As the founder of the Apple Daily newspaper left the police station in the passenger seat of a black Mercedes early Wednesday morning, he gave two thumbs up to crowds of people waiting for his release, many of whom were waving copies of his newspaper and chanting, “Support Apple until the end!”
Mr. Lai was among 10 people arrested Monday. All of them have been released on bail, including another well-known pro-democracy activist, 23-year-old Agnes Chow, local media reported.
Mr. Lai’s arrest was the most high-profile yet under a new national security law China imposed on Hong Kong.
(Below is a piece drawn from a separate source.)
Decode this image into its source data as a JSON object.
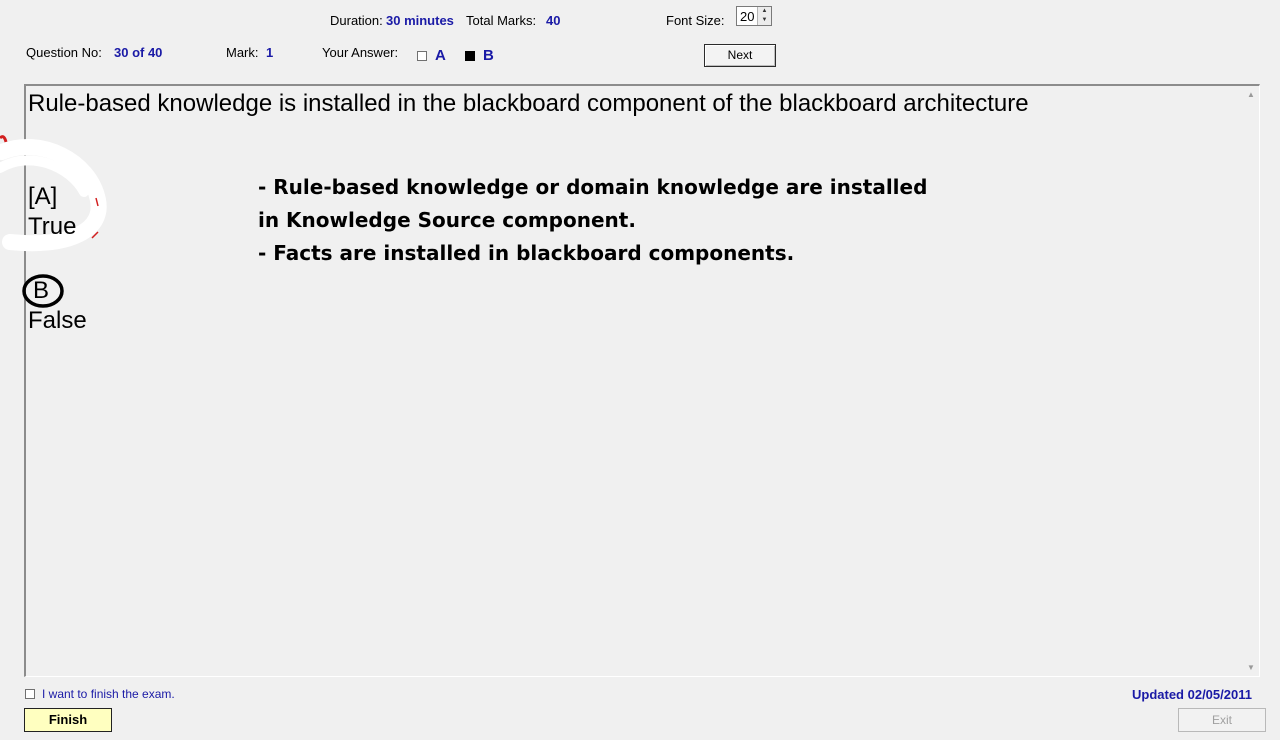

Scenes of police officers searching Apple Daily offices, which were streamed live by some of the newspaper’s staff Monday, heightened fears about the future of a free press in Hong Kong.
His arrest galvanized support around the city. Scores of Hong Kongers lined up early Tuesday to purchase copies of the daily, which bore the front-page headline, “Apple Daily will fight on.”
The stock price of Next Digital Ltd., which publishes the newspaper, surged after Mr. Lai’s arrest to its highest level in more than seven years, up 1,150% this week. They were helped by opposition supporters’ calls to rally behind the stock. The company’s market capitalization now stands at around 2.9 billion Hong Kong dollars ($374 million), larger than USA Today owner Gannett Co. ’s $241.26 million.
Mr. Lai’s bail was set at HK$300,000 (US$38,708), along with a HK$200,000 surety, the South China Morning Post reported. Earlier Tuesday, police officers took a handcuffed Mr. Lai to search his yacht. Responding to media questions about his treatment in police custody, Mr. Lai said it was “so-so” and that he could “tough it out,” Apple Daily reported.
The national security law, which took effect June 30, places special emphasis on preventing foreign influence in Hong Kong affairs and makes lobbying overseas governments for sanctions and other measures a crime. The law is explicitly not retroactive.
The series of arrests Monday morning included Mr. Lai’s two sons and four employees from his publishing company. Police said late Monday the arrests were part of an investigation into foreign collusion and alleged fraud.
China’s enforcement of the national security law has been one factor contributing to the rapid deterioration of relations between the U.S. and China, and Mr. Lai’s arrest in particular has drawn condemnation from other countries, including the U.S.
In a statement Monday, the Hong Kong and Macau Affairs Office of the State Council expressed support for the arrests. Punishing Mr. Lai “is an inevitable requirement of the rule of law,” it read.
“Justice may be late, but it will never be absent,” read the statement, which said that Mr. Lai had used his media outlet to create and spread rumors, incite and support violence and contribute to “anti-China chaos in Hong Kong.”
Mr. Lai, who is in his early 70s, could often be seen at protests that gripped the city for much of last year. Ignited by opposition to a proposed extradition bill that would have allowed criminal suspects to be tried on the mainland, the demonstrations became a wider antigovernment movement with protesters calling for greater democracy in the semiautonomous Chinese city, among other demands.
Many protesters considered the colorful and dogged Apple Daily a must-read, and the paper at times printed posters that were used as placards during demonstrations.
Mr. Lai was already facing charges before his arrest, including unlawful assembly, for participating in one of the protests. Charges under the new national security law potentially carry heavier penalties—up to life in prison.
Apple Daily is set to apply for a court order to temporarily ban police from accessing content seized during Monday’s newsroom raid, on the basis that the documents include journalistic material that law enforcement isn’t authorized to read, the paper reported Tuesday.
Ms. Chow, who was released late Tuesday, told reporters outside the police station that officers had told her she had been arrested for using social media to collude with foreign powers after the national security law came into effect.
“The political prosecution this time is very ridiculous,” she said. “It is obvious that the regime and the government is using the national security law to suppress political dissidents.”